In order to create the “wrap” here are the materials we needed for our specific newel posts:
*6 pieces of wood cut at 8.5″ long x 1″ thick
*2 Pieces of wood cut at 8.5 ” long x 1.5″ thick
*2 pieces of wood cut at 36″ long x 1″ thick
*8 bolts that were 8″ long
*16 washers and nuts to secure each bolt
*black electrical tape
All of the wood we used was Alder that we stained to match the existing posts. Brandon cut the wood into the sizes listed above (which are specific to fit our posts) then pre-drilled holes into each piece large enough for the bolt to go through the wood. Then he used a drill bit with a big enough diameter to allow the wrench socket and nut to fit and drilled it just deep enough to recess the nut. This allowed us to create a clamp-like casing to surround the posts without drilling a single hole into them. We glued some felt to the back of the strips and wrapped the bolts with electrical tape in order to prevent any rubbing and scratching on our posts. Unfortunately I don’t have pictures of each step as we did them so I have to use close ups of the finished gate to give you the sense of how we created it.
We used an 8.5″x1.5″ and an 8.5″x1″ strip and 2 bolts to wrap the top part of each post.
Next we used two 8.5″x1″ strips and 2 bolts to wrap the bottom part of each post. We had to use a thicker piece (2 pieces in the picture due to lack of thicker wood selection) on top to make up for the difference in size of our newel posts from top to bottom. The top part measures 6.5″ across and the bottom part is 7.5″ across. We then used a 36″ x 1″ piece and secured them onto each side vertically to align perpendicular as pictured below. Lastly we attached the gate hardware to these long vertical pieces. We had to add the vertical pieces in order to have something to secure the gate hardware to. We couldn’t slide the “wrap” on the bottom part any lower due to the staircase tread (as you can see in the photo below, the “wrap” is sitting directly on the tread). We could have raised the gate to attach directly to the horizontal pieces but then there would be a large gap at the bottom that little limbs could get stuck in.

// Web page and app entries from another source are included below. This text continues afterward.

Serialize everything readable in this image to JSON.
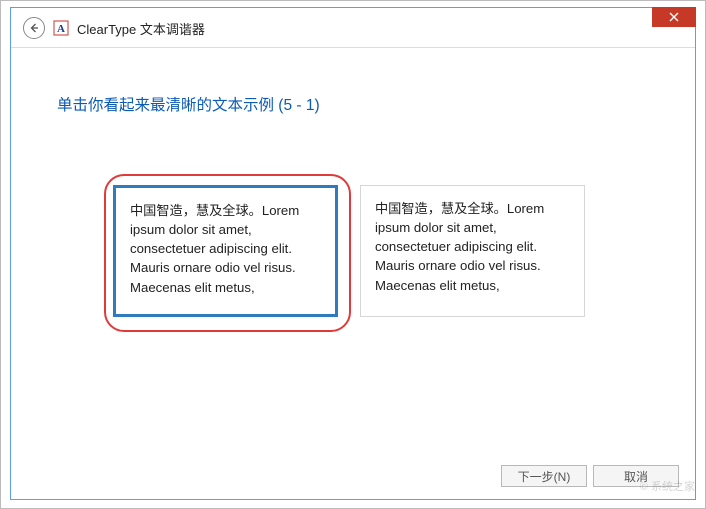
{
  "window": {
    "title": "ClearType 文本调谐器"
  },
  "instruction": "单击你看起来最清晰的文本示例 (5 - 1)",
  "samples": {
    "text": "中国智造，慧及全球。Lorem ipsum dolor sit amet, consectetuer adipiscing elit. Mauris ornare odio vel risus. Maecenas elit metus,",
    "items": [
      {
        "selected": true
      },
      {
        "selected": false
      }
    ]
  },
  "footer": {
    "next": "下一步(N)",
    "cancel": "取消"
  },
  "watermark": "© 系统之家"
}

Today there are many brands that make kits to wrap the posts to prevent drilling into them but years ago when we did this it wasn’t as common or easy to come by. Also since our posts are custom, they are much larger than the standard size so finding a kit that would work for our needs was more difficult. Realistically though, even if we did find something that would have fit we probably would’ve still made them ourselves. That way we could use the same wood species and stain and after all….we love to build things ourselves!

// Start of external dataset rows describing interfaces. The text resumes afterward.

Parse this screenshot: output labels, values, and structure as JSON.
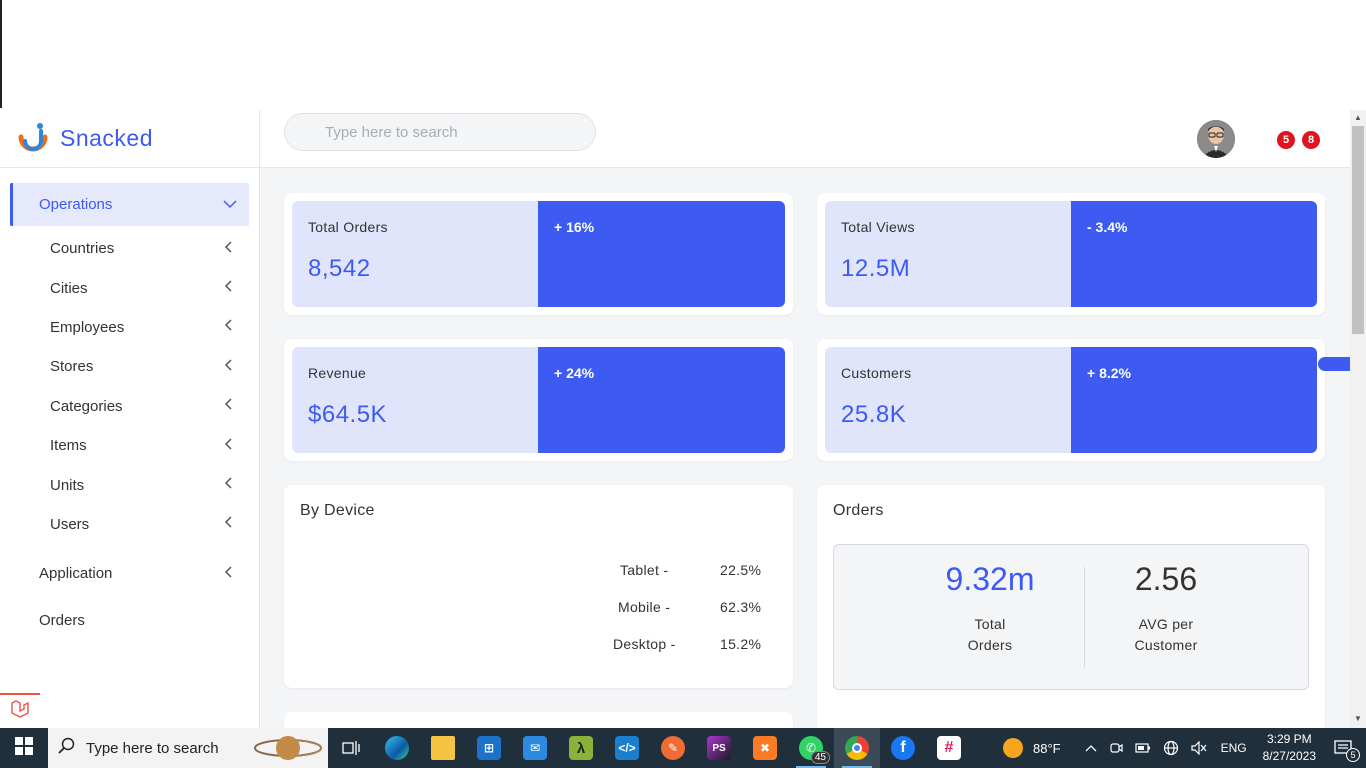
{
  "brand": {
    "name": "Snacked"
  },
  "search": {
    "placeholder": "Type here to search"
  },
  "header": {
    "notifications_count_1": "5",
    "notifications_count_2": "8"
  },
  "sidebar": {
    "operations_label": "Operations",
    "sub_items": [
      {
        "label": "Countries"
      },
      {
        "label": "Cities"
      },
      {
        "label": "Employees"
      },
      {
        "label": "Stores"
      },
      {
        "label": "Categories"
      },
      {
        "label": "Items"
      },
      {
        "label": "Units"
      },
      {
        "label": "Users"
      }
    ],
    "application_label": "Application",
    "orders_label": "Orders"
  },
  "stats": [
    {
      "label": "Total Orders",
      "value": "8,542",
      "change": "+ 16%"
    },
    {
      "label": "Total Views",
      "value": "12.5M",
      "change": "- 3.4%"
    },
    {
      "label": "Revenue",
      "value": "$64.5K",
      "change": "+ 24%"
    },
    {
      "label": "Customers",
      "value": "25.8K",
      "change": "+ 8.2%"
    }
  ],
  "by_device": {
    "title": "By Device",
    "rows": [
      {
        "label": "Tablet -",
        "value": "22.5%"
      },
      {
        "label": "Mobile -",
        "value": "62.3%"
      },
      {
        "label": "Desktop -",
        "value": "15.2%"
      }
    ]
  },
  "orders_panel": {
    "title": "Orders",
    "total_value": "9.32m",
    "total_label_1": "Total",
    "total_label_2": "Orders",
    "avg_value": "2.56",
    "avg_label_1": "AVG per",
    "avg_label_2": "Customer"
  },
  "colors": {
    "accent": "#3d5af1",
    "accent_light": "#e1e5fb",
    "badge": "#e0141e"
  },
  "taskbar": {
    "search_placeholder": "Type here to search",
    "weather": "88°F",
    "language": "ENG",
    "time": "3:29 PM",
    "date": "8/27/2023",
    "whatsapp_badge": "45",
    "notification_badge": "5",
    "apps": [
      "task-view-icon",
      "edge-icon",
      "file-explorer-icon",
      "store-icon",
      "mail-icon",
      "lambda-icon",
      "vscode-icon",
      "postman-icon",
      "phpstorm-icon",
      "xampp-icon",
      "whatsapp-icon",
      "chrome-icon",
      "facebook-icon",
      "slack-icon"
    ]
  }
}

We now have a functional baby gate that looks like it was a part of the staircase all along. We didn’t have to sacrifice the safety of our daughter and now son or the custom posts! We have had this on our staircase for 3 years now and still love it! The gate we bought is so well made and there are no signs of wear on it at all. The clamps are still holding strong and we have never had to tighten or adjust them even with all of the pulling and tugging done by the littles!